Does the sound of a cough or a sneeze send you running to the sink to wash your hands or rifling through your purse for your hand sanitizer? We are well into what has been labeled an aggressive flu season, and while public health experts believe that it may have “peaked” already along the Emerald Coast, there’s still a real chance you or your family could get bit by the flu bug.

Alex and Harper received the flu vaccine, via nasal spray, back in October. While I know many families choose not to pursue this option, I felt that the benefits outweighed the risks for our family. The one year we neglected to get the vaccine, both kids ended up sick.

According to local public health officials, vaccines are still available, and while they may take up to two weeks for the vaccine to take effect, flu season officially runs into February.

There may still be some benefit in getting vaccinated. Flu symptoms often look like the common cold, but they tend to appear quickly, while cold symptoms come up gradually.

Typical flu symptoms include fever, severe aches, chills, fatigue and weakness, chest discomfort, cough, headaches, and sometimes, sneezing and sore throat.

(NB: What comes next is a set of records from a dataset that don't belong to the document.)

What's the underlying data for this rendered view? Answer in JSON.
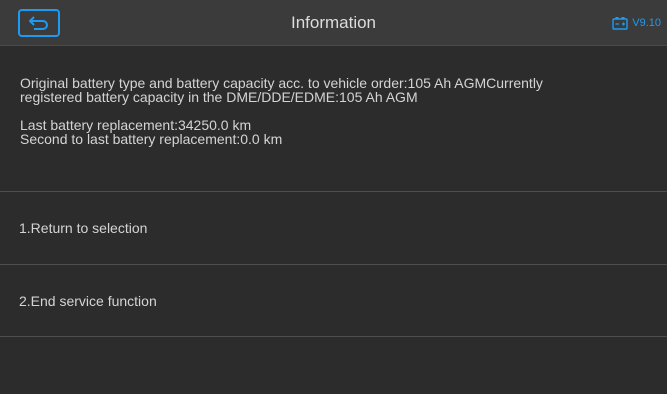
{
  "header": {
    "title": "Information",
    "back_icon": "back-arrow-icon",
    "battery_icon": "battery-icon",
    "version": "V9.10",
    "accent_color": "#1e9bf0"
  },
  "info": {
    "line1": "Original battery type and battery capacity acc. to vehicle order:105 Ah AGMCurrently",
    "line2": "registered battery capacity in the DME/DDE/EDME:105 Ah AGM",
    "line3": "Last battery replacement:34250.0 km",
    "line4": "Second to last battery replacement:0.0 km"
  },
  "menu": {
    "items": [
      {
        "label": "1.Return to selection"
      },
      {
        "label": "2.End service function"
      }
    ]
  }
}
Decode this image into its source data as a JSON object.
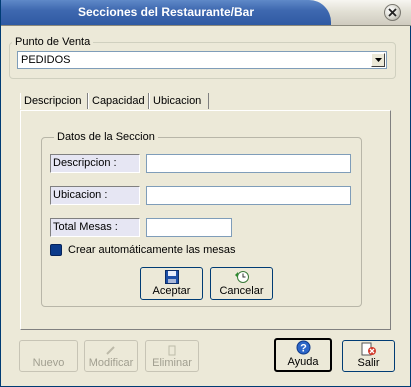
{
  "window": {
    "title": "Secciones del Restaurante/Bar"
  },
  "punto_venta": {
    "legend": "Punto de Venta",
    "selected": "PEDIDOS"
  },
  "tabs": [
    "Descripcion",
    "Capacidad",
    "Ubicacion"
  ],
  "datos": {
    "legend": "Datos de la Seccion",
    "descripcion_label": "Descripcion :",
    "descripcion_value": "",
    "ubicacion_label": "Ubicacion :",
    "ubicacion_value": "",
    "total_mesas_label": "Total Mesas :",
    "total_mesas_value": "",
    "crear_label": "Crear automáticamente las mesas"
  },
  "actions": {
    "aceptar": "Aceptar",
    "cancelar": "Cancelar"
  },
  "toolbar": {
    "nuevo": "Nuevo",
    "modificar": "Modificar",
    "eliminar": "Eliminar",
    "ayuda": "Ayuda",
    "salir": "Salir"
  },
  "icons": {
    "close": "close-icon",
    "save": "floppy-disk-icon",
    "cancel": "undo-clock-icon",
    "help": "question-icon",
    "exit": "exit-door-icon"
  },
  "colors": {
    "title_bar": "#3f69b0",
    "window_bg": "#ece9d8",
    "checkbox": "#0b3a8a"
  }
}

If the flu is diagnosed within 48 hours, a prescription like Tamiflu can lessen the symptoms and hasten the recovery period. Good, old-fashioned home remedies, like plenty of rest and fluids, are the best medicine. Treating fever and aches and pains with acetaminophen and ibuprofen is effective and humidifiers and vaporization are also effective ways to manage and ease flu symptoms.

Believe it or not, chicken soup can help with the flu. In studies, chicken soup has been shown to thin mucus membranes, helping to alleviate a stuffed up or runny noses. Chicken soup also provides some carbohydrates, and if it’s a lower sodium (or homemade) version, you’ll aid hydration. Green tea, garlic, berries, and oranges have also been known to boost your immune system and help you fight the flu.  Clover honey is also known to be a safe and effective cough suppressant for children (and adults) over the age of 1.

Of course, hand washing is the single best thing you can do to prevent the spread of flu germs. According to the Centers for Disease Control, flu germs can live up to six hours on your skin and eight hours on hard surfaces.

Encourage your kids to sing the “happy birthday” or the “ABC’s” while they wash their hands. These tunes are the perfect length for effective hand washing. If you have granted some hand washing independence for your elementary school kids, it may be time to start supervising again, at least until spring.

Regularly cleaning tables, phones, remotes, and especially toys, will help you combat germs around the house. A simple solution of hot soapy water or a commercial cleaning solution are effective tools.

In my house, the minute I suspect there’s an illness lurking, I open the windows and “air out” the house. I’m not sure if this effective or not, but it makes me feel better.

Whether you vaccinate against the flu or not, every parent agrees that if you or your child is sick, please, please stay home. The flu lasts about a week, so stock up on DVDs, books, crayons, and board games and hunker down. Spring will be here soon.

Follow Susan Moody on Twitter @susanjmoody and visit her blog, The Emerald Coast Insider, at